‘Mamma Mia!’ is silly singalong foot-tapping ABBA-fest, a huge block of cheesiness that leaves a warm glow inside like a sugary bowl of Ready Brek. It’s one the most successful British films ever. So what about the sequel, ‘Mamma Mia! Here We Go Again’? Often sequels are rubbish. This one, though, is right on the money, money, money. The one liners are sharper, the flares wider, the platforms higher, the sequins flashier. The cast had a ball and so did we. And there wasn’t a dry eye in the house by the end.
Liam hyperventilated at the prospect of watching Eurovision’s Greatest Hits, an extravaganza beamed across Europe by the BBC to celebrate the sixtieth anniversary of the travelling camp fest. I slipped a little something in his Rioja to calm him down. Compered by Graham Norton in his newly acquired hipster whiskers and the posh-frocked Swede, Petra Mede, the show featured some of the contest’s most iconic/dire/fabulous/dreadful (delete according to taste) songs from times past – Brotherhood of Man, Johnny Logan, Lordi, Nicole, Bobby Socks (who?) to name but a few. Sadly, ABBA didn’t reform for the celebration but the BBC did chuck in Riverdance to get the feet tapping (an interval act that was one of the best things to ever emerge from the competition).

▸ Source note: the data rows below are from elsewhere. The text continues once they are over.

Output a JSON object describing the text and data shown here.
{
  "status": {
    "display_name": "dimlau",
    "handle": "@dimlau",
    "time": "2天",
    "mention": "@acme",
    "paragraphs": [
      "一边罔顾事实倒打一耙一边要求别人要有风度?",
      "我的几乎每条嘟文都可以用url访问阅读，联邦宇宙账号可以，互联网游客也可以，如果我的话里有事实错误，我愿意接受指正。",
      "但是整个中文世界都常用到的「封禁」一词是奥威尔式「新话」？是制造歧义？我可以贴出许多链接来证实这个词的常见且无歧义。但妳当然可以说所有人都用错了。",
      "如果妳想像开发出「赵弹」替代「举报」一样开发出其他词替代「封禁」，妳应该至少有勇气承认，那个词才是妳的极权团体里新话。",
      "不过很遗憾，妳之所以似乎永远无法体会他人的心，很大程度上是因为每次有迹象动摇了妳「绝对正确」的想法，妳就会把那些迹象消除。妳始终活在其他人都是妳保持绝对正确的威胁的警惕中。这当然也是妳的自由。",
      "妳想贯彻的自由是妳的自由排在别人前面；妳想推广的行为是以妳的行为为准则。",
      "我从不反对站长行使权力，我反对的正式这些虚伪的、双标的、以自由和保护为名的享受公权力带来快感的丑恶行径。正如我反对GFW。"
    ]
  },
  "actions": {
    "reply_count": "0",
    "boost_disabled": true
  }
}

Eurovision has come a long way since Pearl Carr and Teddy Johnson represented Le Royaume-Uni in 1959 with Sing, Little Birdie. Now we have the transgender Dana International (winner for Israel in 1998) and Conchita Wurst, the bearded lady (winner for Austria 2014) singing a duet holding hands. Way to go, sisters – changing the world one sequin at a time and really pissing off the bigots.